From the auto show in Detroit come news that the econobox is hot. Except that they are not really econoboxes any more:
The small, entry-level vehicles used to offer few frills and raised concerns over safety. But a combination of factors — elevated gasoline prices, a focus on slick designs and technology marketed to young drivers — have helped give the "B-cars" more visibility in the crowded auto marketplace.
Japanese automakers brought three new models to showrooms last year, the Toyota Yaris, Honda Fit and Nissan Versa, increasing interest in the segment.
The newcomers joined the Chevrolet Aveo, which General Motors Corp. builds through its relationship with South Korea-based Daewoo, Kia Motors America's Spectra and Rio models and the Hyundai Accent.
And sales are good:

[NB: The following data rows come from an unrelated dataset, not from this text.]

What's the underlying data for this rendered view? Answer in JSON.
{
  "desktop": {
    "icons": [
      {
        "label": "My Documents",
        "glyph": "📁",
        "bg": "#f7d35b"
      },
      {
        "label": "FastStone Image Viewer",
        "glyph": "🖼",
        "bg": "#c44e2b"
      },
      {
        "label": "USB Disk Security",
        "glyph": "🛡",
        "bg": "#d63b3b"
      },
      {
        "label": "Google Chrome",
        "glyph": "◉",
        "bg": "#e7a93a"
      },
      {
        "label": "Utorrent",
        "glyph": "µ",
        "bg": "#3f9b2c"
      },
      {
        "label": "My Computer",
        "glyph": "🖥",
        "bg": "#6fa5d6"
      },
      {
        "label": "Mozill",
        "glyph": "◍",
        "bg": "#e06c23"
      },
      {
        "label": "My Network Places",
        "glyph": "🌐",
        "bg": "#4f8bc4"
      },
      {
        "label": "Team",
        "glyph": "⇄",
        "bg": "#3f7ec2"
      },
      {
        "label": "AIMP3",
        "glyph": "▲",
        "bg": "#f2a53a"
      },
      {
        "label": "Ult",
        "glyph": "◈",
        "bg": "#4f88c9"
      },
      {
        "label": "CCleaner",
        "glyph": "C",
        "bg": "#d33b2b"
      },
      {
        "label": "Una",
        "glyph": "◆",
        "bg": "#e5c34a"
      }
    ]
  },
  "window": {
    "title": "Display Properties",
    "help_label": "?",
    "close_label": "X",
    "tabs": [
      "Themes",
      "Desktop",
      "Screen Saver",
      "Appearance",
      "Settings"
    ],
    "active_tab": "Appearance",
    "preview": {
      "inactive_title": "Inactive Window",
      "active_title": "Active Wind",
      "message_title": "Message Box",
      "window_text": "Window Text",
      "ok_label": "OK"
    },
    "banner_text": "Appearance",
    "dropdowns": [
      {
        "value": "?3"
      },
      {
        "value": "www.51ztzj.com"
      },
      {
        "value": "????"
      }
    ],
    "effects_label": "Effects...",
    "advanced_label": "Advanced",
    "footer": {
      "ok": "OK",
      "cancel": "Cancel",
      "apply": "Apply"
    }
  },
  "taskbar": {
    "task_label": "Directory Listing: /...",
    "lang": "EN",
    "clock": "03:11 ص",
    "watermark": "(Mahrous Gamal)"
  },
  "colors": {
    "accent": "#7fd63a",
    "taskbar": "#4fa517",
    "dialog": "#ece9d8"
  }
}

Two niche small vehicles will be shown — BMW will raise the curtain on the new 2007 Mini Cooper, while DaimlerChrysler is showing its two-seater, the smart fortwo, which is expected to appeal to congestion-pressed city drivers.
But the segment is expected to grow. Sales of seven vehicles in the category were up nearly 50 percent in 2006, to more than 290,000 units, according to figures released by Autodata.

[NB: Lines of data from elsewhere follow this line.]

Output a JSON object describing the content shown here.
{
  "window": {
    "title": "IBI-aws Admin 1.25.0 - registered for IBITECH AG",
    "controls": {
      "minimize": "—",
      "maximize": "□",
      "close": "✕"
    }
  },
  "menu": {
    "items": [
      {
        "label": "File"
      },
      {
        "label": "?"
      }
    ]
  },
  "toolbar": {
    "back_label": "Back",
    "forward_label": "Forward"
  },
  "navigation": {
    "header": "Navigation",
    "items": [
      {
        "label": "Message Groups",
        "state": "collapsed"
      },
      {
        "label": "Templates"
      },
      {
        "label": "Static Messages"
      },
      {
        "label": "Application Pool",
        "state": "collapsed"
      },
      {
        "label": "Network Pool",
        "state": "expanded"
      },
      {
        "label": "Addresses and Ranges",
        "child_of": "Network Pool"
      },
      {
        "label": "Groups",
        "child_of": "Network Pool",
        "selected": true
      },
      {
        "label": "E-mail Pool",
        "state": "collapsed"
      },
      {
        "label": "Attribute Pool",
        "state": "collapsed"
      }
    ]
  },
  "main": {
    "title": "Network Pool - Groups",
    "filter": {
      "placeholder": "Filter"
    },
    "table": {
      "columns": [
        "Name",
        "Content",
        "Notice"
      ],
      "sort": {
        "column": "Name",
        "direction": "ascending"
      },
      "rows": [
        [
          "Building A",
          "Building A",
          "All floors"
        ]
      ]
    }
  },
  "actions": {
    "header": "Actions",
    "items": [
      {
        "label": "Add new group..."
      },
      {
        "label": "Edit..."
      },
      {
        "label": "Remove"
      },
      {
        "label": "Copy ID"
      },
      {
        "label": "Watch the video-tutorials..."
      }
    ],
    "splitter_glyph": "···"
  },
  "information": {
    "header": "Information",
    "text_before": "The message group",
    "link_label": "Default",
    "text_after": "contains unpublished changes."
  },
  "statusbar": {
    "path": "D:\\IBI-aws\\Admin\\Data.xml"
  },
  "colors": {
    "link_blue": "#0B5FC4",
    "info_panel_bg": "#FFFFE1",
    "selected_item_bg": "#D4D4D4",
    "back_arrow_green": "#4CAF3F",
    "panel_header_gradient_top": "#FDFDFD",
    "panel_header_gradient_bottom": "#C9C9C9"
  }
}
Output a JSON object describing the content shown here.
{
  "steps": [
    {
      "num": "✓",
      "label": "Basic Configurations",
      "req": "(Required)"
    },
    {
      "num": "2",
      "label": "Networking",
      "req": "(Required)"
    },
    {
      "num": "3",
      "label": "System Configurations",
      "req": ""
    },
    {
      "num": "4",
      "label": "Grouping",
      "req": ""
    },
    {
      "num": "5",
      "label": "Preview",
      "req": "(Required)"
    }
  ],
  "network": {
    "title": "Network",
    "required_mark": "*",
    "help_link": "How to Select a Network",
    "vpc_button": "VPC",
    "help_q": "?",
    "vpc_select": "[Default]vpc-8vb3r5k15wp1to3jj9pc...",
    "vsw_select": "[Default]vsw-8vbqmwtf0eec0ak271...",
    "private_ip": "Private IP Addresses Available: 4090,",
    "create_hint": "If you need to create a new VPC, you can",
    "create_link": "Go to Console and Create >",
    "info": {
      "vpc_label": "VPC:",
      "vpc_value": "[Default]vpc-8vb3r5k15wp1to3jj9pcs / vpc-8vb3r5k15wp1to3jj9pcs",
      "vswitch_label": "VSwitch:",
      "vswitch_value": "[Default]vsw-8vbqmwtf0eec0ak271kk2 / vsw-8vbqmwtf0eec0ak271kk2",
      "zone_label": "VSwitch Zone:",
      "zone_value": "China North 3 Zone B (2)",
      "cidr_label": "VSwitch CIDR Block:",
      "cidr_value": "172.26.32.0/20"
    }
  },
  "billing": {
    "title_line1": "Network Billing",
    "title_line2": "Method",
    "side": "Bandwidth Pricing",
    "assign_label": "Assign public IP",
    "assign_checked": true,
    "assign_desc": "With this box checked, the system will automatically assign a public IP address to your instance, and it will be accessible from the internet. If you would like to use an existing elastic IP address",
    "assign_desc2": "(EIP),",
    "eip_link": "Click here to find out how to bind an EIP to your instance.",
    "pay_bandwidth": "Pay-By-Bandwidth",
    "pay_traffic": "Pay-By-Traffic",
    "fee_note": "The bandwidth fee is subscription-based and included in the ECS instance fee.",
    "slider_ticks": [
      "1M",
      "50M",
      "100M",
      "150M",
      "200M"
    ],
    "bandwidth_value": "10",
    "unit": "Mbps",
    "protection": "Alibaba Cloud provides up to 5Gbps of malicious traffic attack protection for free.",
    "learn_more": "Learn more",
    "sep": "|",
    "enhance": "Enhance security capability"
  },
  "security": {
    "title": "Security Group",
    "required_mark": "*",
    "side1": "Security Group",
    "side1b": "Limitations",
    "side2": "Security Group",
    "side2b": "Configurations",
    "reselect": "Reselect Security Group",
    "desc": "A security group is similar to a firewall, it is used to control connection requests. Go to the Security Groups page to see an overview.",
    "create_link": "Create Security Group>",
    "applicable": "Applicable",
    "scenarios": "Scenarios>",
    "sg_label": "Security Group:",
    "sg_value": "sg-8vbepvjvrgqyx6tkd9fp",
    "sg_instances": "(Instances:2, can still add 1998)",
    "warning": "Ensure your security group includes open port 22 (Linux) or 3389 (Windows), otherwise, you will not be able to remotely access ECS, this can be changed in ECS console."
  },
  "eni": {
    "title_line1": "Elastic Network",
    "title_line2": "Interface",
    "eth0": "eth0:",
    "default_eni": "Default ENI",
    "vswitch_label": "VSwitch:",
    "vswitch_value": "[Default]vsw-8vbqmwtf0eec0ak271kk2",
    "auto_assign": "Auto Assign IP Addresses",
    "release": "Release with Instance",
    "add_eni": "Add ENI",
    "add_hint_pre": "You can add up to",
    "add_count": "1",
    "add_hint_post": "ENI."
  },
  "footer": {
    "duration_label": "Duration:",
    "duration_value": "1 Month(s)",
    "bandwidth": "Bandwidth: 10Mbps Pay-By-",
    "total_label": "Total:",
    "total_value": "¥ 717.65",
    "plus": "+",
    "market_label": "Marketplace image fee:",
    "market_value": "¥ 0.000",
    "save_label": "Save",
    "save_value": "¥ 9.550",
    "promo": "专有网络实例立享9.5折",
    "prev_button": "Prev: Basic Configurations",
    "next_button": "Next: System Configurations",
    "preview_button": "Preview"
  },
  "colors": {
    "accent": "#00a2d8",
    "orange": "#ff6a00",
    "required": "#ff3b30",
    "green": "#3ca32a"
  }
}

The cars are being shown in Detroit, but guess what? They're not coming from there. While European and Japanese companies have already got them on the street, Ford is "interested" in doing something in the category.
And so, just as we saw with hybrids, the American auto industry seems to remain incredibly out of touch with market shifts. Ford and GM are only now figuring out that the SUV bandwagon is no longer the key to big profits, while their competitors are already eating their lunch in the small car segment. (Chevy has an entry, but only because of their relationship with other manufacturers.)
Our domestic auto industry is fascinating to me, because it's endlessly behind the curve. It didn't take any marketing genius to see this coming. You'd think that in some corner of an auto company, there's be somebody with plans in place for small, efficient vehicles that appeal to consumers ready to roll out when the time is right. If nothing else, you'd think they'd have been addressing the small-car niche that has always existed in the US - for example, among big-city drivers for whom a car is a nice accessory, not a necessity, and who have always liked things that are small, stylish, and reasonably priced.
If you're not paying attention to what your customers want, somebody else will. That seems to be the endless, ever-repeating story of Detroit.